Data shown START
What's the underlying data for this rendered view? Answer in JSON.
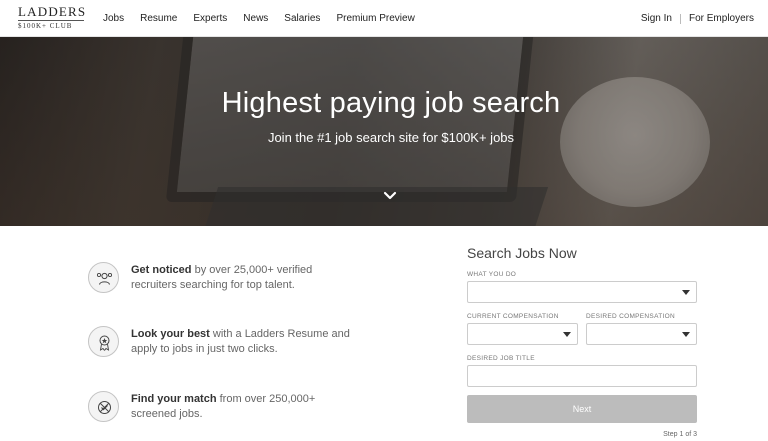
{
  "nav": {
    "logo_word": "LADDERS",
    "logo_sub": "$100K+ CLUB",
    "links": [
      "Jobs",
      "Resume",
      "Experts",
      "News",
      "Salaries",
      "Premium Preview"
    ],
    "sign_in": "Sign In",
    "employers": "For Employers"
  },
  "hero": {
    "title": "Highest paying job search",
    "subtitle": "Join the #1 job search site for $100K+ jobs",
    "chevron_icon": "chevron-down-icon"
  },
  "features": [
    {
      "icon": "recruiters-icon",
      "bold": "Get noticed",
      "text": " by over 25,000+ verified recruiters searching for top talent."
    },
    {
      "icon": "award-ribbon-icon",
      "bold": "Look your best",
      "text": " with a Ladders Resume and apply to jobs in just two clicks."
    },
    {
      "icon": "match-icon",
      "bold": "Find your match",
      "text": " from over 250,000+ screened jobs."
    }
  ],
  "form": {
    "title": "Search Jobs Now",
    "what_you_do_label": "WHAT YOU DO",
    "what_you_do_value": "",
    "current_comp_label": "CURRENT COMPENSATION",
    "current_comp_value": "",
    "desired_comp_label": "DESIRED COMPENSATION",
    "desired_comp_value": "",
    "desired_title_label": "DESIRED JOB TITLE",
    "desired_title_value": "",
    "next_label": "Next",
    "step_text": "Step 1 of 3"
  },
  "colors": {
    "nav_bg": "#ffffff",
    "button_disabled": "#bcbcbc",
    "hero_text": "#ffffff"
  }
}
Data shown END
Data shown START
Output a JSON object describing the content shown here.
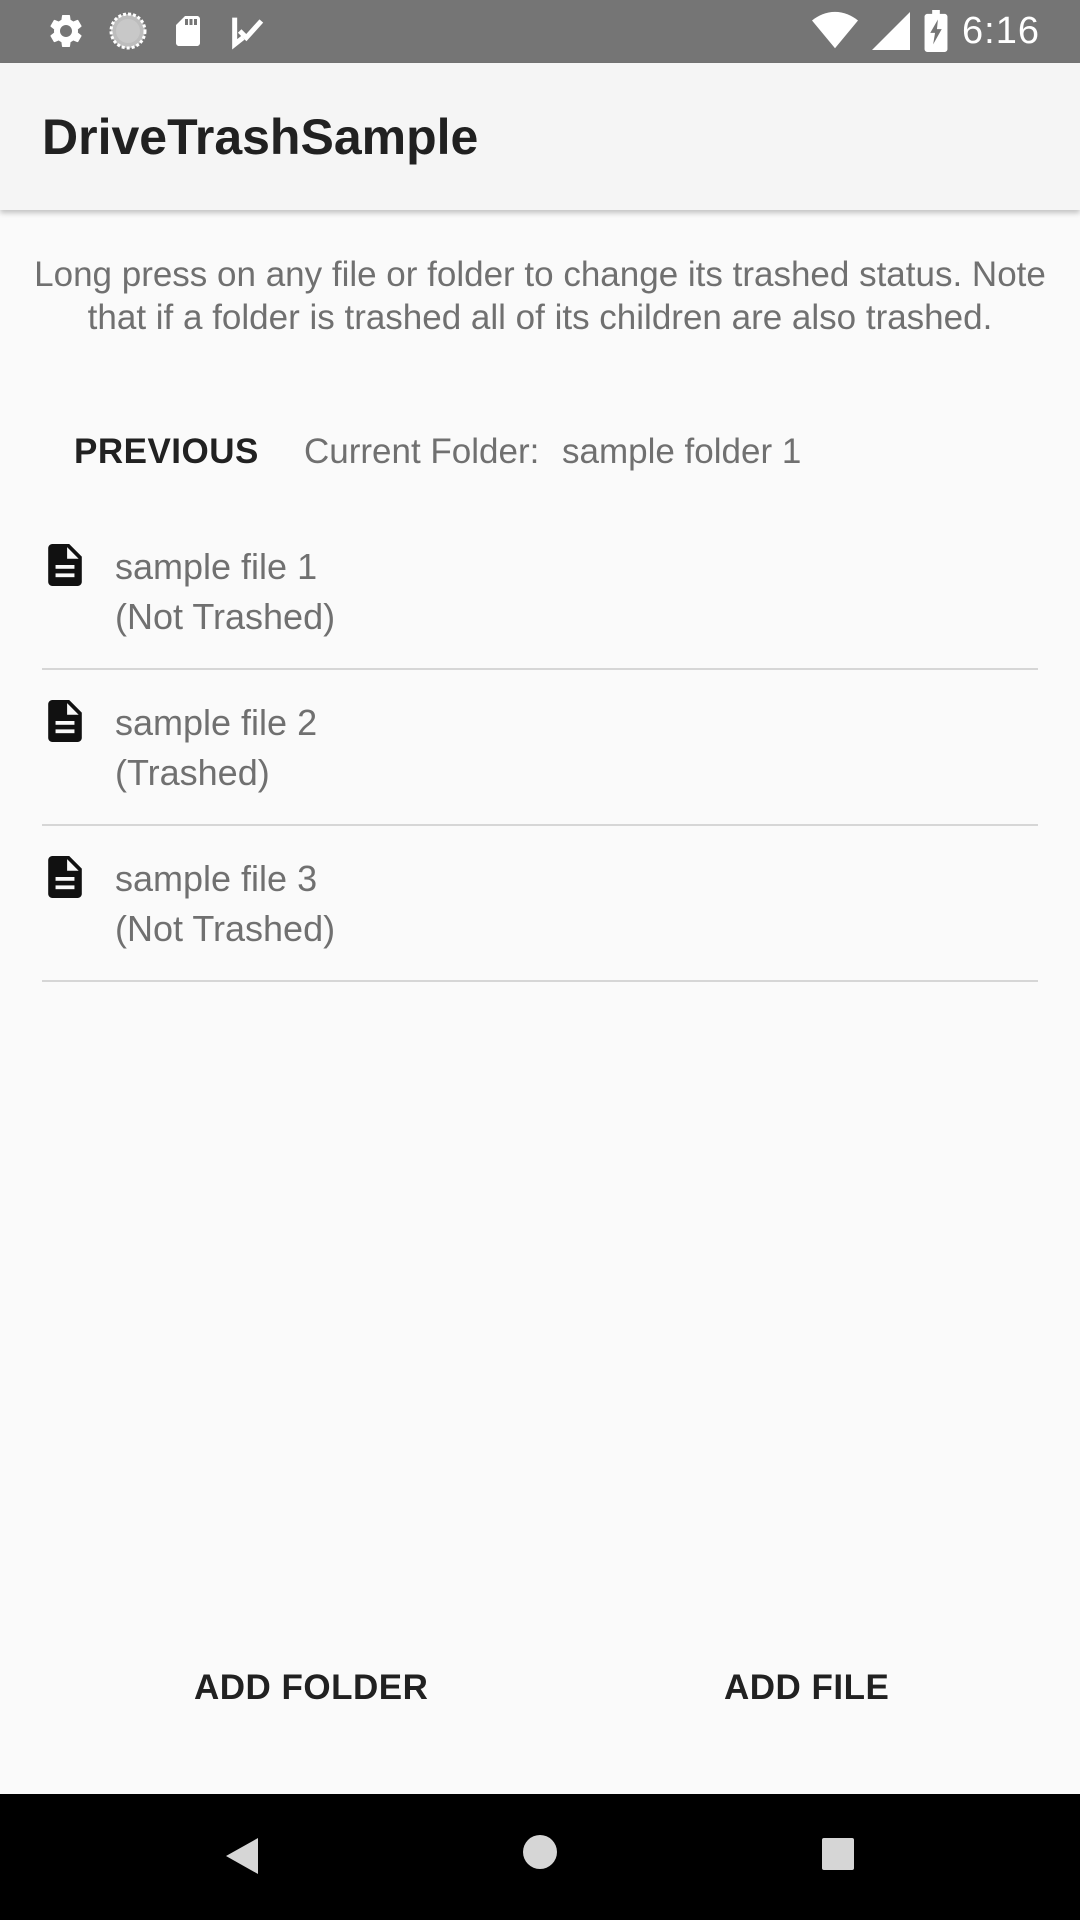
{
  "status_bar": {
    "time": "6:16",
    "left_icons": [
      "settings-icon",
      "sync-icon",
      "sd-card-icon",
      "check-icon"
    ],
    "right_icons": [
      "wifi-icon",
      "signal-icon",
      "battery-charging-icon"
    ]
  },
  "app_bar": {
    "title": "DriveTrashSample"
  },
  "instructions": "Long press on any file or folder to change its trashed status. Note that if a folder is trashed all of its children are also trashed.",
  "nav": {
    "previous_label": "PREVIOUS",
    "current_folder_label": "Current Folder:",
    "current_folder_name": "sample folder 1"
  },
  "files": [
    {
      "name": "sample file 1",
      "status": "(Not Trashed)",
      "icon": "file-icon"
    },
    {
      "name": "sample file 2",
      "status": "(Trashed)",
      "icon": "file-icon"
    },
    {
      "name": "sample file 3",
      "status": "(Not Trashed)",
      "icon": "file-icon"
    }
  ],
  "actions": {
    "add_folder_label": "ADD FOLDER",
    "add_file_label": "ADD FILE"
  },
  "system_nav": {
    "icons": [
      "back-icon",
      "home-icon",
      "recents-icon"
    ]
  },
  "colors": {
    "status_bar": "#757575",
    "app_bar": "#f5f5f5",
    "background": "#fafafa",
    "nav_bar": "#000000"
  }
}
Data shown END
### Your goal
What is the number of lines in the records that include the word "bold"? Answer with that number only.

### Exercise solution
3